> **Exercise**: Copy each line of the records below that mentions the word "mnemonic".
- Opening Delimiter -
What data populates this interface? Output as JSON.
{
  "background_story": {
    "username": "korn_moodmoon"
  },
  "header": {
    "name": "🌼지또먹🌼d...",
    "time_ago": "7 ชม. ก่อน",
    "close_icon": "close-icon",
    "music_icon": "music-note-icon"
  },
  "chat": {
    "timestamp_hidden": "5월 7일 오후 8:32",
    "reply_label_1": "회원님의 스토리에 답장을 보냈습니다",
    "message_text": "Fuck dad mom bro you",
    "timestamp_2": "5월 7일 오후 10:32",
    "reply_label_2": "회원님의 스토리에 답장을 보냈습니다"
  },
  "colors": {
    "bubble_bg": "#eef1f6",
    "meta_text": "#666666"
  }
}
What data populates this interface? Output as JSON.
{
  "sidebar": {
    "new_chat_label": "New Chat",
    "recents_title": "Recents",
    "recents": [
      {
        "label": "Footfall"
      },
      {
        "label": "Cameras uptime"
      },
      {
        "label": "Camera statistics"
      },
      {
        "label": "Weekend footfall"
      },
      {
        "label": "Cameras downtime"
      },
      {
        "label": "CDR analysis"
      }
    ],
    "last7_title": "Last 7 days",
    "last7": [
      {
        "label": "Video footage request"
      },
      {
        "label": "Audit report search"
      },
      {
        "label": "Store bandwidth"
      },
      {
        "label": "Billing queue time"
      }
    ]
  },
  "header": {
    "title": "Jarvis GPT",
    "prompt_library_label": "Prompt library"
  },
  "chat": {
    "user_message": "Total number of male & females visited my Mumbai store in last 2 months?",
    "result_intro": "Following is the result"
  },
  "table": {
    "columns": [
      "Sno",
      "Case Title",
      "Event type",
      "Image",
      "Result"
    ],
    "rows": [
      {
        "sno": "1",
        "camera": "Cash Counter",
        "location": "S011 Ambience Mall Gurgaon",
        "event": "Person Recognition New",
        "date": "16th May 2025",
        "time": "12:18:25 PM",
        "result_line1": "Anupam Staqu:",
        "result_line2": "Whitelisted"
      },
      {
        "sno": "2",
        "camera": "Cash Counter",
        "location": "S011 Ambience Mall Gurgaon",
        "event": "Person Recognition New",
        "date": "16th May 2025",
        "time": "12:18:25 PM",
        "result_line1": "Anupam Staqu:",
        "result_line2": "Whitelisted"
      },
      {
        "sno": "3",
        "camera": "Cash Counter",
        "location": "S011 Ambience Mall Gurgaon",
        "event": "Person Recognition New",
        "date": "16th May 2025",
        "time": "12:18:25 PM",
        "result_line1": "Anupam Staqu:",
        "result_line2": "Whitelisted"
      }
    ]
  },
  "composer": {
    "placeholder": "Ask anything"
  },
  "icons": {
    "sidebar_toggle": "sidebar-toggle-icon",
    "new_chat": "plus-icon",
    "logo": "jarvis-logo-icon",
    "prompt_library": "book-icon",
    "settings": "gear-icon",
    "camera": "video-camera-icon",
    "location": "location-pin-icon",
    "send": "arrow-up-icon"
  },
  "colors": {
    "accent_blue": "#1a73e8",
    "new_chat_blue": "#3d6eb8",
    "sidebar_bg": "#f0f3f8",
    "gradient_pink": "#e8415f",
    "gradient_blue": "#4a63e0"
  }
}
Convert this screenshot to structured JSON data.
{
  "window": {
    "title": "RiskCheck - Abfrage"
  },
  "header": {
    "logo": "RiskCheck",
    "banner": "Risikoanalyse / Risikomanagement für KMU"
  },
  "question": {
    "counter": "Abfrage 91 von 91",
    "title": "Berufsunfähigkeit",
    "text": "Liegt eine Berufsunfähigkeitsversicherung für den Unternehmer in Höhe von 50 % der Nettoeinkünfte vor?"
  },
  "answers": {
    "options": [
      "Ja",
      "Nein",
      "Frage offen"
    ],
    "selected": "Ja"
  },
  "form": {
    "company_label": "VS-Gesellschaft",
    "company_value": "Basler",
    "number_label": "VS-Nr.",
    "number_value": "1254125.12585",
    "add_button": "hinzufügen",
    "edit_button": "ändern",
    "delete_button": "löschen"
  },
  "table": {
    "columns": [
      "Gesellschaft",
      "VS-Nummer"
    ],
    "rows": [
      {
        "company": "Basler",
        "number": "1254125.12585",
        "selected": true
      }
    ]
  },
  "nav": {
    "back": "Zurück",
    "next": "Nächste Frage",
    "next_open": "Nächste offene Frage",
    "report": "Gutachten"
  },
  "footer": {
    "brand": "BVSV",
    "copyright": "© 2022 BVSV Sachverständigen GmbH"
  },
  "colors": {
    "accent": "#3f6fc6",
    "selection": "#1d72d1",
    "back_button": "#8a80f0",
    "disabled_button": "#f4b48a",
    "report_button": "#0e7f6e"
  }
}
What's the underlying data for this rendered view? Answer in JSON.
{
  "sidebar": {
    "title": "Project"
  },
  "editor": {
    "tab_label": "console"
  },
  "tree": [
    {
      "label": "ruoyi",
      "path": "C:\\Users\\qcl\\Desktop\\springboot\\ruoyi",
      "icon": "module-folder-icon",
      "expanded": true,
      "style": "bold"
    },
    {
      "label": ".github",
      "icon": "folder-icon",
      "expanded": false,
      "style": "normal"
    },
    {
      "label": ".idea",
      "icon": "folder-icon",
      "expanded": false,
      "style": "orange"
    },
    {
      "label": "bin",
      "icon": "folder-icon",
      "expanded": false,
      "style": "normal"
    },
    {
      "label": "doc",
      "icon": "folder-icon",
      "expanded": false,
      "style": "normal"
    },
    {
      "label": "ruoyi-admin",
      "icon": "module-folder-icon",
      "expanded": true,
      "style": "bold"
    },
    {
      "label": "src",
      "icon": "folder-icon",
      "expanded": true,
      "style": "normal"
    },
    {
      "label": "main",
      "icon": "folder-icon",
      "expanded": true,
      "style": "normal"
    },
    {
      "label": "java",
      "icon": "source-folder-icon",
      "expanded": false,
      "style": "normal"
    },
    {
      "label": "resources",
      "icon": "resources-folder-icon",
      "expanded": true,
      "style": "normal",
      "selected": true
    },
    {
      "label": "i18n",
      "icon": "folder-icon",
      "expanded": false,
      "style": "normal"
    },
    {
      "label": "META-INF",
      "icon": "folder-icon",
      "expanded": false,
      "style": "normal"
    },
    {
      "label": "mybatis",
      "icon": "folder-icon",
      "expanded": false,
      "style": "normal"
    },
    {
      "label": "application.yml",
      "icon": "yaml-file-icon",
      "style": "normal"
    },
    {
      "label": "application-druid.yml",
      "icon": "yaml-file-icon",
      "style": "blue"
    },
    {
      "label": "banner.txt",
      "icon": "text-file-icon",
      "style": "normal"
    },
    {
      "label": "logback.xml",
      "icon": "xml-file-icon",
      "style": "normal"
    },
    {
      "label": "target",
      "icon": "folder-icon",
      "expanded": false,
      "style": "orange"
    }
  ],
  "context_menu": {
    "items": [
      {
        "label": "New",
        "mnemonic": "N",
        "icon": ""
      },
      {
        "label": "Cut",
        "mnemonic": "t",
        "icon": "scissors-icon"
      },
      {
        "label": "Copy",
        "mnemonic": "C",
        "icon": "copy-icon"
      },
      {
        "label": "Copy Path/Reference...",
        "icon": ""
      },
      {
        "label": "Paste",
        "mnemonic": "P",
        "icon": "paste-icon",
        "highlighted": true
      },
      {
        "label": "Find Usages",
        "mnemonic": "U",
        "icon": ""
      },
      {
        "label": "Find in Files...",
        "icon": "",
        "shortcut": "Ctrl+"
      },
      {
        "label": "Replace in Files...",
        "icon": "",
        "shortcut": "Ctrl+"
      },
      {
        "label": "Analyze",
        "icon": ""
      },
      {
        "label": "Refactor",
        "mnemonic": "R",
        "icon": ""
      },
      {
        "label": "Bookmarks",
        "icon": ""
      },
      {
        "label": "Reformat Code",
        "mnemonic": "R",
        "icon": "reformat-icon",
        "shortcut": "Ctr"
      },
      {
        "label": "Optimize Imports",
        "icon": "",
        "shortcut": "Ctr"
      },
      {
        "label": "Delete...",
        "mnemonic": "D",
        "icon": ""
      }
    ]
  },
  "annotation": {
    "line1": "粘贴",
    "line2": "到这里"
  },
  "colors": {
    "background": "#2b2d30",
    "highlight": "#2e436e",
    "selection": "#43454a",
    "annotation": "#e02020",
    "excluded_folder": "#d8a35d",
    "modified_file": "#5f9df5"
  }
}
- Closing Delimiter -
> **Problem solution**:
        "mnemonic": "N",
        "mnemonic": "t",
        "mnemonic": "C",
        "mnemonic": "P",
        "mnemonic": "U",
        "mnemonic": "R",
        "mnemonic": "R",
        "mnemonic": "D",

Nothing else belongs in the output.